*** Opening Data for processing ***

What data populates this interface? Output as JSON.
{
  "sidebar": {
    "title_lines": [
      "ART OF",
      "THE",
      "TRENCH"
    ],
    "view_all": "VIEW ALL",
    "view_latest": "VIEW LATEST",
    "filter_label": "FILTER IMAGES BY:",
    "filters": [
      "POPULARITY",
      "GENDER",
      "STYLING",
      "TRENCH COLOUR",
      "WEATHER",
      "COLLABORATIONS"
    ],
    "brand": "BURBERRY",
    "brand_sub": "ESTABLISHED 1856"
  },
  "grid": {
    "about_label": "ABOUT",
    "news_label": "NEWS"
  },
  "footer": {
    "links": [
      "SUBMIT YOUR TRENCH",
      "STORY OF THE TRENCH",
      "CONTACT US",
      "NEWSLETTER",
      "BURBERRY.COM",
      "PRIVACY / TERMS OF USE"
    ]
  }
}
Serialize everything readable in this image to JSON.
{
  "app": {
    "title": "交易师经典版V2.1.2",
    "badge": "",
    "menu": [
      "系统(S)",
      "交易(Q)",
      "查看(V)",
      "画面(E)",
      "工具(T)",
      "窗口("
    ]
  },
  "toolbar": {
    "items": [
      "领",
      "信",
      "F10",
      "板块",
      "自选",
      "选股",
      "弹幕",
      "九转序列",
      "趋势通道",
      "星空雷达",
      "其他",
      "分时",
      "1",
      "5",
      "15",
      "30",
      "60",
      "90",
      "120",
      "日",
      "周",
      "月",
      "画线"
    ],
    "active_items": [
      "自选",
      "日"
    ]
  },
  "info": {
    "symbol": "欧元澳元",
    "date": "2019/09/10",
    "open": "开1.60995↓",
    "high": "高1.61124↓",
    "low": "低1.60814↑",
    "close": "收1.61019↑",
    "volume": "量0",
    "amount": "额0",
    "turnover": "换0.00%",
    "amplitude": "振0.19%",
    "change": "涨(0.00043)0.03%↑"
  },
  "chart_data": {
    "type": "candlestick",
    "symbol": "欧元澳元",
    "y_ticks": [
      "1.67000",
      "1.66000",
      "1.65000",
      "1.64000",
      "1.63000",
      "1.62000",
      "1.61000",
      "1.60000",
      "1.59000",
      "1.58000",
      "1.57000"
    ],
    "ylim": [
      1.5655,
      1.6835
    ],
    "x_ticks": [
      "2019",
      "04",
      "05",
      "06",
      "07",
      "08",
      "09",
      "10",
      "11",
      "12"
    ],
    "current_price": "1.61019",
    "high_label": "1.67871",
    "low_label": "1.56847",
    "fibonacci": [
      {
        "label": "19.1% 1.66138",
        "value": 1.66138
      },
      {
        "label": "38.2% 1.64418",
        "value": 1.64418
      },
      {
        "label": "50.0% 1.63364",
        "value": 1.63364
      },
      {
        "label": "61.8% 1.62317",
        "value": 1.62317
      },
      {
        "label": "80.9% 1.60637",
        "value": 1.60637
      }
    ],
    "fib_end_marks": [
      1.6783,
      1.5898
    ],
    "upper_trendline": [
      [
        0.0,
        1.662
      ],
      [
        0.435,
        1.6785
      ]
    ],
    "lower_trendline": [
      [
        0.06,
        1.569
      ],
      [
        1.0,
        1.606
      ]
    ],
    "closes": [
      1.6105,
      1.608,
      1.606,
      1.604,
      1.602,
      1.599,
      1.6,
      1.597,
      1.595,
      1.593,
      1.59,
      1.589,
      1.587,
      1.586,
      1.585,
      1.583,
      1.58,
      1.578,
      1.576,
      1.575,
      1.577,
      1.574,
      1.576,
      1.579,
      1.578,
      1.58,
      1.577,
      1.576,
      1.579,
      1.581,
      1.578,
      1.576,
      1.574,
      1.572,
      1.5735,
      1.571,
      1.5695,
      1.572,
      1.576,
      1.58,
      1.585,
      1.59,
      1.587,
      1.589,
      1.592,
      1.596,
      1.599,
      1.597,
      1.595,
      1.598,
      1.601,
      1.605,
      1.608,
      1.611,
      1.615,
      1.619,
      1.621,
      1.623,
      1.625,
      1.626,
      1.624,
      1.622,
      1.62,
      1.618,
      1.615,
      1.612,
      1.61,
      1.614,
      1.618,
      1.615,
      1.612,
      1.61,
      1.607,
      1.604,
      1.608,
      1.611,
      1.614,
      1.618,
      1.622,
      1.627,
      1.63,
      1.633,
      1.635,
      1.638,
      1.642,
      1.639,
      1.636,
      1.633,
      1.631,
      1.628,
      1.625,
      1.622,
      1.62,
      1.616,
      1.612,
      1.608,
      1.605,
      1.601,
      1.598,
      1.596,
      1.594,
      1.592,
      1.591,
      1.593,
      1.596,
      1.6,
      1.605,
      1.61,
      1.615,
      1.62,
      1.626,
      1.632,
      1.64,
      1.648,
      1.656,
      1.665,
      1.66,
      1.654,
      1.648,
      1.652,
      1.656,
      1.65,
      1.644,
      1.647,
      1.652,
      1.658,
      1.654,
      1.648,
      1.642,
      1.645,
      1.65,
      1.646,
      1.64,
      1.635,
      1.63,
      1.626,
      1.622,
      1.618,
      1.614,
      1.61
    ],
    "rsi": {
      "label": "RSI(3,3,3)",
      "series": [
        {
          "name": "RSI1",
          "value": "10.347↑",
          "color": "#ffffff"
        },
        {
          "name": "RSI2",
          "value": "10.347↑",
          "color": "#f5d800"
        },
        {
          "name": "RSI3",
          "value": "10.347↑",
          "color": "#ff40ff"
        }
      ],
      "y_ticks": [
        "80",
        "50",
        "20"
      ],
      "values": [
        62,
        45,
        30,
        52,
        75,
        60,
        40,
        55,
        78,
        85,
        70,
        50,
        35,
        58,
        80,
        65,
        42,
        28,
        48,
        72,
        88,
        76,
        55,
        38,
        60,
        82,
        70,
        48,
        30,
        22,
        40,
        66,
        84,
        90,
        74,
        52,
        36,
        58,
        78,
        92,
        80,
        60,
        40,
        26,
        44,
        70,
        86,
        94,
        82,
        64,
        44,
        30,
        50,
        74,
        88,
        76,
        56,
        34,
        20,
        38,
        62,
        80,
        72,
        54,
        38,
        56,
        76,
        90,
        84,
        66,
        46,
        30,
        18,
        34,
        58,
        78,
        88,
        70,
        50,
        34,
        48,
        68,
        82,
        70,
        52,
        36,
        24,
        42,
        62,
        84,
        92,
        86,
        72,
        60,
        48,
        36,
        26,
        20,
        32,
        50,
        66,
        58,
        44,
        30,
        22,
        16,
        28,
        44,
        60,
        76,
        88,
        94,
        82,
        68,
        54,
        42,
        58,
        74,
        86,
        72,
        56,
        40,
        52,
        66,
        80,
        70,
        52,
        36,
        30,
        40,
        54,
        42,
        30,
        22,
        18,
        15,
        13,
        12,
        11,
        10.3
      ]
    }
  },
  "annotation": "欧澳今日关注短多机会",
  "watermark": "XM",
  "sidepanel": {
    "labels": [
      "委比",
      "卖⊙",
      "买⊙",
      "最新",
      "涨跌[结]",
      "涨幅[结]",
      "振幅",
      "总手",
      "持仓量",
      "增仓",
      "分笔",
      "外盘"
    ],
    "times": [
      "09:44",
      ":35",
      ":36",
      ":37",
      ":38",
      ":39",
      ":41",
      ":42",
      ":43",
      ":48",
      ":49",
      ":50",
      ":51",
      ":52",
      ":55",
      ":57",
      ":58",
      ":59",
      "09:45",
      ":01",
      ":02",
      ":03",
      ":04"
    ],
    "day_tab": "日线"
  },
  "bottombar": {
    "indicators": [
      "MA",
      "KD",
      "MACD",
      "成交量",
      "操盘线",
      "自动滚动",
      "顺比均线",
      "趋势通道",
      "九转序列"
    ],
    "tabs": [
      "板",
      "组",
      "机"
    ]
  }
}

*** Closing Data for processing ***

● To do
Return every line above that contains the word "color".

● Answer to the problem
          "color": "#ffffff"
          "color": "#f5d800"
          "color": "#ff40ff"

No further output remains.